What is needed is every line of the data that includes the word "heading". Please copy each one.

**Given data:**
*** Block opens ***

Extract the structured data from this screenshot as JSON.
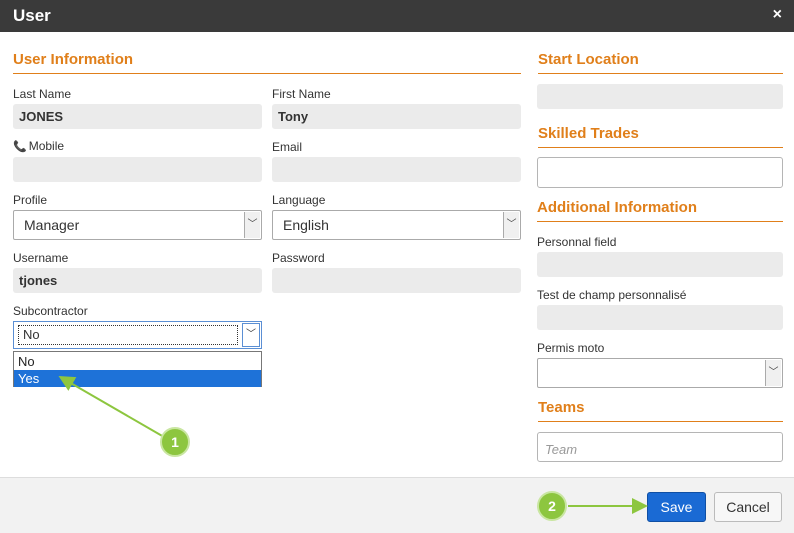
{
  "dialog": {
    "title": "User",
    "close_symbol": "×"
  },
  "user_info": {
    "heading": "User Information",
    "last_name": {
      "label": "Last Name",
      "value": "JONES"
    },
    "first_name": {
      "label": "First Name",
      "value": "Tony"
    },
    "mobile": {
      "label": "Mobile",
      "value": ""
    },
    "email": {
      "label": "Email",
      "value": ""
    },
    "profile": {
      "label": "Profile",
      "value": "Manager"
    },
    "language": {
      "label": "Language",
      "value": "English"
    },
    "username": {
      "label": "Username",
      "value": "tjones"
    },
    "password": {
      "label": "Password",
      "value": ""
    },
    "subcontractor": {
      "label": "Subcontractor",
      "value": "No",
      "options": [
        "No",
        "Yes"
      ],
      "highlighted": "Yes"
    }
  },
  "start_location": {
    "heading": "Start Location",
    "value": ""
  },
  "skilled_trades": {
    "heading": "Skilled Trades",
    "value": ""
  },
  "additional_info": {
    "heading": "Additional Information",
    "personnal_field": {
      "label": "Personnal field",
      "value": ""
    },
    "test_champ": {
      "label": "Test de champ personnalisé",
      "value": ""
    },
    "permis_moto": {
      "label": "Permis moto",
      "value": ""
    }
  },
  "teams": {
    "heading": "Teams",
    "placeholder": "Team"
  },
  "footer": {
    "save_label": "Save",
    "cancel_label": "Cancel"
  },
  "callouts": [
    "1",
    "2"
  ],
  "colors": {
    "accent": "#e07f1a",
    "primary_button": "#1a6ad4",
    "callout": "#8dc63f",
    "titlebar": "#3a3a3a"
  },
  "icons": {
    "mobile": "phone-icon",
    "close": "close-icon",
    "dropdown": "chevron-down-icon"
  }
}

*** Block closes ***

**Solution for this problem:**
    "heading": "User Information",
    "heading": "Start Location",
    "heading": "Skilled Trades",
    "heading": "Additional Information",
    "heading": "Teams",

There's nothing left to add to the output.